ANSWER: Yes. Section 2023 of the education law has uniformly been interpreted by the Education Department and by the courts (Burns v. Wilson, Reinken v. Keller, 1967, 53 Misc.2d 944, 280 N.Y.S. 2d 253) to permit the levy by a board of education of the required additional amounts without first submitting the matter to the voters, whether the inadequacy of fund resulted from the failure of the voters to approve any budget, or resulted from an adopted or approved budget which included insufficient funds for teachers' salaries and ordinary contingent expenses. However, in the case of a defeated budget the limitations on the total budget and the limitations on the administration component of the budget may not be exceeded.

 

QUESTION: In the event that the State Budget is enacted subsequent to the adoption of a contingency budget, are there any limitations on the ability of such school district to adjust its total spending to reflect actual State aid allocations that differ from previous projected amounts?

ANSWER: There is no statutory authority to increase appropriations solely on the basis of the receipt of additional revenue. However, a school district may appropriate additional revenues for those categories of expense excluded from the contingency budget cap. Further if some portion of the additional State revenue takes the form of a grant rather than entitlement, the Board of Education might increase appropriations in accordance with the provisions of Section 1718 of the Education Law. The unique characteristics of grants as opposed to entitlements are listed on page F-1 of the Uniform System of Accounts for School Districts issued by the Office of the State Comptroller pursuant to Section 36 of the General Municipal Law. Otherwise excess revenues would be used to reduce the tax levy accordingly as long as the date for setting the tax rate had not passed. Diversely the excess unanticipated revenues will ultimately increase fund balance and offset the subsequent years tax levy.

 

QUESTION: What items must be excluded when determining total expenditures that are subject to the percentage limitation under a contingency budget?

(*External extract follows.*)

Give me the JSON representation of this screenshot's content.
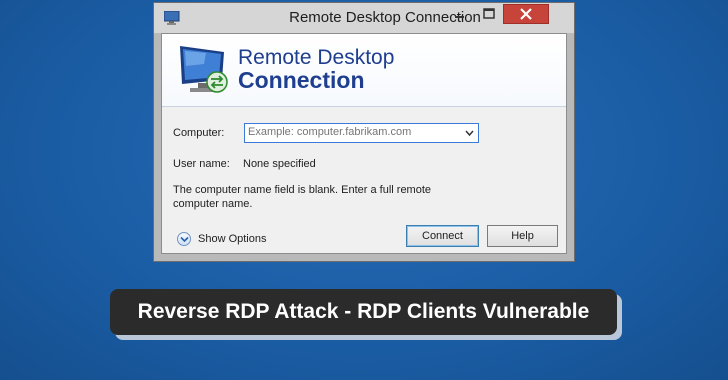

ANSWER: The items which must be excluded when determining total expenditures that are subject to the percentage limitation under a contingency budget include the following:

  1. Costs related to increases in student enrollment including the new pre-kindergarten enrollment.
  2.  

  3. Expenditure of gifts and grants in aid and use of insurance proceeds.
  4. Non- recurring expenditures in the prior years budget.
  5. Expenses related to tax certiorari proceedings.
  6. Expenses related to court orders or judgements.
  7. Emergency expenses necessary as a result of damage or destruction of a school building or school equipment.
  8. Capital expenditures including debt service and leases resulting from projects approved by the voters.

 

 

QUESTION: When calculating the percentage cap on the administrative component of the budget, how do I handle the rounding of decimals?

ANSWER: Since the law refers to a "percent" and to two decimal places, the computation should result in XX.XX (percentage plus two decimal places). For example, if the administrative ratio calculates to 11.62654, then the calculation would be rounded to 11.63%.

Should this calculation result in a third decimal place below 5, the result would be truncated. For example, if the lowest administrative ratio resulted in 12.76455, the percentage would be 12.76%.